The article “The New New Product Development Game” published in the Harvard Business Review by Hirotaka Takeuchi and Ikujiro Nonaka in 1986 was foundational to the development of agile-type methods of project management. In the article, they compared project management to rugby, a sport where everybody has to contribute. Collaboration while playing rugby is especially important in the scrum, where players on both teams huddle closely with their heads down and compete for possession of the ball. If teams do not collaborate their movements and dynamically alter strategy in this pivotal phase of the game, their weakest point will be breached, and they will not gain control of the ball.

Just like in the scrum during rugby, IT project teams need to continuously reflect on situations and adjust accordingly as a group. This type of adjustment leads to more evolved efforts that better meet client needs.

As I discussed in my previous post, T2 Tech’s approach involves completing small iterative sessions. When you use an agile methodology and incorporate iterative sessions into your project, you gain the opportunity to review and reflect between iterations and re-asses the project scope and objectives before the next iteration begins. Using an iterative approach, we don’t have to take change requests as a sign of project failure. We can, instead, see an opportunity to collaborate as a team and implement improvements or adjust accordingly, regarding both process and scope modifications.

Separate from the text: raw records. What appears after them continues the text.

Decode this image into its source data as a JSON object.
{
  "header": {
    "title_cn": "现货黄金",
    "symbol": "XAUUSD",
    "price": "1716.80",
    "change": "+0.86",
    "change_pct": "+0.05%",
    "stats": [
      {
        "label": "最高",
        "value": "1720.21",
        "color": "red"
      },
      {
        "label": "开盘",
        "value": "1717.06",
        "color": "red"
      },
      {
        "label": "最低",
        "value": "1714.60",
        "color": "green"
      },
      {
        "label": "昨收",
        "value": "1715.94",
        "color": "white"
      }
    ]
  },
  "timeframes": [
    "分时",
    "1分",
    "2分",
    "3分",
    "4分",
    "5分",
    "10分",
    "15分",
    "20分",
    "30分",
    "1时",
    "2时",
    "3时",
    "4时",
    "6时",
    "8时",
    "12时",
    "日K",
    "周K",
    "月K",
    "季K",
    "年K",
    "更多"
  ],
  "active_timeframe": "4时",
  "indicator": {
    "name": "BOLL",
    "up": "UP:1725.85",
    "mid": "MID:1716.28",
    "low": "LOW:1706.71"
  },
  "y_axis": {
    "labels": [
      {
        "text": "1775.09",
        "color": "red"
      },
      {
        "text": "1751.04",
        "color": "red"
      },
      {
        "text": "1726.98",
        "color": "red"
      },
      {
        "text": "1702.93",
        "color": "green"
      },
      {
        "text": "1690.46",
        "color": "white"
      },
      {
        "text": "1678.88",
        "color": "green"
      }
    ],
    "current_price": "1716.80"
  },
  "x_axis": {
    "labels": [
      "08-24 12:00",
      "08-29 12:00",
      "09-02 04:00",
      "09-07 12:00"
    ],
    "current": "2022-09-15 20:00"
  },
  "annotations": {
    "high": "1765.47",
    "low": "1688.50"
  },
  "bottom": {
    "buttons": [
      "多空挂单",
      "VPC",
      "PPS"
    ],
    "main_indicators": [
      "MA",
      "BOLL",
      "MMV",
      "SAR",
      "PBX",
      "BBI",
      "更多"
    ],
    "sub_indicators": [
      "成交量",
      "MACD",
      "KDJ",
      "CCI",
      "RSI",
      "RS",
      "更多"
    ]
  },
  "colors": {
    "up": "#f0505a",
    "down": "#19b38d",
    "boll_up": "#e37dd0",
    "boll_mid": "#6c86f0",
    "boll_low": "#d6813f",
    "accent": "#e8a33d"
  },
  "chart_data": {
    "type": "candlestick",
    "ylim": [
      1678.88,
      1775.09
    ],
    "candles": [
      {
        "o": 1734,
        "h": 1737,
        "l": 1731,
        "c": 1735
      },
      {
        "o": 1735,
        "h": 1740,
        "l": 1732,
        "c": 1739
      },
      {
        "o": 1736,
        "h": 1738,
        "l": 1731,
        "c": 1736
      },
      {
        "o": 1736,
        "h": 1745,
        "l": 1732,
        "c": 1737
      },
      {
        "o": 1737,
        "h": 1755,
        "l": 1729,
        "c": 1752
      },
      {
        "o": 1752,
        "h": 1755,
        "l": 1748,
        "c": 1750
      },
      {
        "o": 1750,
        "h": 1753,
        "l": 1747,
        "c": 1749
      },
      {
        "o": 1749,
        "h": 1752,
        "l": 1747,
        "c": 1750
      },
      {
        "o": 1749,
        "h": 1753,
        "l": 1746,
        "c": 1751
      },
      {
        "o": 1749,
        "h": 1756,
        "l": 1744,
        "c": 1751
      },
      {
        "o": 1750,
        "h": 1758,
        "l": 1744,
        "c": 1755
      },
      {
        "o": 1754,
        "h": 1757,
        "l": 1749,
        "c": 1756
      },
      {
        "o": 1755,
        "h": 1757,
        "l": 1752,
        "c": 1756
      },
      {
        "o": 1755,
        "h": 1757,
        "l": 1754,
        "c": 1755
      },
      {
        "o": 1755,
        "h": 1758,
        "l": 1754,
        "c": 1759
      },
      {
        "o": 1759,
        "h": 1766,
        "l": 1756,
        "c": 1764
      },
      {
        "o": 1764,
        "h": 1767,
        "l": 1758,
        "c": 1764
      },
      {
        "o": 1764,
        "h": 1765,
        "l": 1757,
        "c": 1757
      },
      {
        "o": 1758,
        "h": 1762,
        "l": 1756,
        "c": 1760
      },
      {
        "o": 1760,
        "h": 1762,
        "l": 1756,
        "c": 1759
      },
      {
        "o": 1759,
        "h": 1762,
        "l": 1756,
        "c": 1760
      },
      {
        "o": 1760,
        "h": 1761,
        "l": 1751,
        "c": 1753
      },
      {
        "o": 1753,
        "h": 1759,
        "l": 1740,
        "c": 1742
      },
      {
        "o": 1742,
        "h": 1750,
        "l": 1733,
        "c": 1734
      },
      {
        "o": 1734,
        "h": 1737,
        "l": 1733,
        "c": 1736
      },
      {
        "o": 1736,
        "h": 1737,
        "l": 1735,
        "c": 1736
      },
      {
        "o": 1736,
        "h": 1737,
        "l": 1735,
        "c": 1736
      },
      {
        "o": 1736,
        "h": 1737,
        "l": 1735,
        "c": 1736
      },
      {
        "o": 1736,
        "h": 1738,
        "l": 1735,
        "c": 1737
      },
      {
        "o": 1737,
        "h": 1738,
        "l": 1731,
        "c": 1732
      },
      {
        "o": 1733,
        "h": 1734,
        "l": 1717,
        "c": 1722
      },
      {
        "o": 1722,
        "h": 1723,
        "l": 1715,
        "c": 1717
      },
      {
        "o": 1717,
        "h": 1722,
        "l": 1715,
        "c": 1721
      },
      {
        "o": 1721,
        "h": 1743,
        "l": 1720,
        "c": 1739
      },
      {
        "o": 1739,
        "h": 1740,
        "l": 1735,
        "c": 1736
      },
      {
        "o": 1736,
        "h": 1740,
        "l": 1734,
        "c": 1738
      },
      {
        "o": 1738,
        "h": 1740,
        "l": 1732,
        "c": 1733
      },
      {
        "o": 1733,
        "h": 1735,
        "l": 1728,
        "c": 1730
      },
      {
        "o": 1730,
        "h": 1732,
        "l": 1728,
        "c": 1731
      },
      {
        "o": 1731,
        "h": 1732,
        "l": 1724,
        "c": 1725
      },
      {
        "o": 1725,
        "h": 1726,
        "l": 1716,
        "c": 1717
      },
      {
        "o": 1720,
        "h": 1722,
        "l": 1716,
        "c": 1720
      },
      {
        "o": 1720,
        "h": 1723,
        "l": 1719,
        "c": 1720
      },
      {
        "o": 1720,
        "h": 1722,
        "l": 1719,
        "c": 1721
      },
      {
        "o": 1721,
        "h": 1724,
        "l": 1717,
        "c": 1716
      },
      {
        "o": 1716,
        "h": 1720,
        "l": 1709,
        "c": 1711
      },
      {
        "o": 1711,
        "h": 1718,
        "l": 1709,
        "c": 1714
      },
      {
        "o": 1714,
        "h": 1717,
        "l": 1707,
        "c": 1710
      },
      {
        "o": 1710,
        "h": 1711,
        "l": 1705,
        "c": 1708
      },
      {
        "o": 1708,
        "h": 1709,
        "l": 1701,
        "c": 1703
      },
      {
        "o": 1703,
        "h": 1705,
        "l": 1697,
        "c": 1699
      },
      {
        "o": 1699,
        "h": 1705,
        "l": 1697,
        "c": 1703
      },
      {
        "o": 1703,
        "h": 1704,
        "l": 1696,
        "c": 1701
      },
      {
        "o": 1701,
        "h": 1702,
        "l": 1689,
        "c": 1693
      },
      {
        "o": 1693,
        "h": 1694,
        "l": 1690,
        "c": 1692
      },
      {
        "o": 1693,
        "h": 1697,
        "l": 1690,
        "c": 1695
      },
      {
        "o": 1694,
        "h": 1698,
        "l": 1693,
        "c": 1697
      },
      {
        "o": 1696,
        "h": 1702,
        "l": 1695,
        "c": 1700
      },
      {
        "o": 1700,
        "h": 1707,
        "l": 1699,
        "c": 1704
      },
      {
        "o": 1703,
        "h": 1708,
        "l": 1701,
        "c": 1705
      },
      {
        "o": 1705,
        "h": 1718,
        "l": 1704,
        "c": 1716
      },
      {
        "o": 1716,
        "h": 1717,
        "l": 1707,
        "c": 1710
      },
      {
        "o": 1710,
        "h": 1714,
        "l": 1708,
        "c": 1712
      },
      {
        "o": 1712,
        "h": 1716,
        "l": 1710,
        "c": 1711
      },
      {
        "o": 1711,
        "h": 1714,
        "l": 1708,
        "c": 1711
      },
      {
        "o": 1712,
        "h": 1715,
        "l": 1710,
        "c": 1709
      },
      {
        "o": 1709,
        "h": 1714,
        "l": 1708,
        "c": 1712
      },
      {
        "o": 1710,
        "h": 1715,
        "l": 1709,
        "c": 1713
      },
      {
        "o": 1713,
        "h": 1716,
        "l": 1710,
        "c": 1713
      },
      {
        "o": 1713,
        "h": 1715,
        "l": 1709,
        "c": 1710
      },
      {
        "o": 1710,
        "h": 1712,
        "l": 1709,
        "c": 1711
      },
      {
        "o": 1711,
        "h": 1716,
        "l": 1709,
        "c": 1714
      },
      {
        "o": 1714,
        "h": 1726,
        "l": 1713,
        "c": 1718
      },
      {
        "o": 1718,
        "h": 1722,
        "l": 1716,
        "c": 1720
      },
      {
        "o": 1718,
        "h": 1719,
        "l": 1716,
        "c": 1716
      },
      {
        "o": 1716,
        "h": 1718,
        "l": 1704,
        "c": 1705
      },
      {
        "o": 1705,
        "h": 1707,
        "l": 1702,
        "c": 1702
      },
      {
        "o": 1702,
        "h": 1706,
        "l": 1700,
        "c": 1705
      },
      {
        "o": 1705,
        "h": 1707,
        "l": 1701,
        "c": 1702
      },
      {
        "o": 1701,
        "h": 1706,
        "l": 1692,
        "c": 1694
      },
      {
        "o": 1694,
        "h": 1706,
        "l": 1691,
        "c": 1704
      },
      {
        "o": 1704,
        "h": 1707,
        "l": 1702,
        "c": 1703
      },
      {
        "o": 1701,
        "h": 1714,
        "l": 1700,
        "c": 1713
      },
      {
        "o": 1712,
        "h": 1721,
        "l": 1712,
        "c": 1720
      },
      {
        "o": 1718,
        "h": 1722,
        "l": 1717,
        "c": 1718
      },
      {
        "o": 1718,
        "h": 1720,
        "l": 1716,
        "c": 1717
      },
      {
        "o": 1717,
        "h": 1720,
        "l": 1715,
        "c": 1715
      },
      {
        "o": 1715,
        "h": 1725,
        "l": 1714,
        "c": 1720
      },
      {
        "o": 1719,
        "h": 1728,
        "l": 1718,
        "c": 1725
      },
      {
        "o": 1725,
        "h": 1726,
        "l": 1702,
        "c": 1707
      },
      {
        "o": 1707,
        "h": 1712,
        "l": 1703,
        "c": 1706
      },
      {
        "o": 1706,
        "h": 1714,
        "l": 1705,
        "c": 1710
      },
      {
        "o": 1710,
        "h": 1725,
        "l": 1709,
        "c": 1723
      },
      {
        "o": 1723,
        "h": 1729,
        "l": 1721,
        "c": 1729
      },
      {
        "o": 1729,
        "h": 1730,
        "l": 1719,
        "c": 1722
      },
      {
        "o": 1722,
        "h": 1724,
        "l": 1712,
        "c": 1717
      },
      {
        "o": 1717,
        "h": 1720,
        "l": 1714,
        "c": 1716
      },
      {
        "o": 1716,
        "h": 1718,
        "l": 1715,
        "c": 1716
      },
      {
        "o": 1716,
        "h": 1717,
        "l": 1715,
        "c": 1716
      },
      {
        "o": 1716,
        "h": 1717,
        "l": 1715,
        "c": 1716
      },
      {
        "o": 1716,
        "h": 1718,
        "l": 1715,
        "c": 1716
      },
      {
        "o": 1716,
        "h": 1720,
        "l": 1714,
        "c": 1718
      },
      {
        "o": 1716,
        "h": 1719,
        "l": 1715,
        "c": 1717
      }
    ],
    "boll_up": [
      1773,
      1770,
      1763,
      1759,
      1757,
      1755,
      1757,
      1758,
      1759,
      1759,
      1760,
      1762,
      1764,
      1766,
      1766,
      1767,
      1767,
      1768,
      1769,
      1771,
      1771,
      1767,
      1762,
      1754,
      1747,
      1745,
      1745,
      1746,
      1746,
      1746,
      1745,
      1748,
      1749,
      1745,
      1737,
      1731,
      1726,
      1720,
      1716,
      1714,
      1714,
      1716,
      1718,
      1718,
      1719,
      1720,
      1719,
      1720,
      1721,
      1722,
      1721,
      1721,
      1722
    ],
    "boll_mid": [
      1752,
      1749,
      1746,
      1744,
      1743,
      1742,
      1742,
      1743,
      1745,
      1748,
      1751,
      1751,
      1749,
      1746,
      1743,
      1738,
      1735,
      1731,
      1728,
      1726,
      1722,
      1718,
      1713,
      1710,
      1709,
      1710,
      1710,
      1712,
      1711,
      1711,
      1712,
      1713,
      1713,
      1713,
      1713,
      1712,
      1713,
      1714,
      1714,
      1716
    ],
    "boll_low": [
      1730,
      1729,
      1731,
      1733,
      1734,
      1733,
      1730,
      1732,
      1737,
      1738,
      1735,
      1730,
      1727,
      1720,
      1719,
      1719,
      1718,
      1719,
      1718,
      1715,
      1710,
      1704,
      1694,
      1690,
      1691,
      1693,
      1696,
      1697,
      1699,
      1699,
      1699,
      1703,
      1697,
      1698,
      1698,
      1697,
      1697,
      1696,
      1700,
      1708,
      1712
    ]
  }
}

Iterative reflection improves your overall result

Normally people hate scope changes, but these changes are inevitable. An agile-based method gives you the tools to manage change and prepare for the unavoidable. Now, we’re just doing it at the right place at the right time. When incorporating lessons learned or project changes from reflection and review, you can discover improvement opportunities or adjust to shifting requirements in the overall project.

An agile stakeholder review and reflection process allows teams to adjust to scope change. This means the end goals and physical work needed may be altered between iterations. As an example, you may have started with the goal of building a new server but then discover you no longer need a server, or you may discover the need for more security measures that will change your infrastructure design. Changes to scope equate to changes in the overall project, and the end-product savings that result from regular and consistent review and reflection between iterations can be significant, in both capital and operational expenses.

Change is inevitable, it may result from emerging business needs or insufficient resources. Balancing between over planning and under planning is difficult, but using an agile-based approach that allows for review and reflection will allow you to adapt to situations that will inevitably arise. Prepare for the unexpected. Review and reflect between agile iterations to accommodate scope and process changes.

Quick tip: Just like a rugby team collaborates and dynamically improves to gain ball control in the scrum, review and reflection between iterations in an agile-based approach allows you to implement changes before completion. These changes may be adjustments to your process or team interactions, or they may be more dramatic changes to your overall scope. Implementing changes between iterations will fortify your team, address inevitable change and result in better solutions for the particular needs of a situation or client.

What’s up next: Reflection allows for agile adaptability, but planning projects out is also important. In my next post, I will discuss how a hybrid methodology, composed of both waterfall and agile elements, is ideal for implementing IT projects.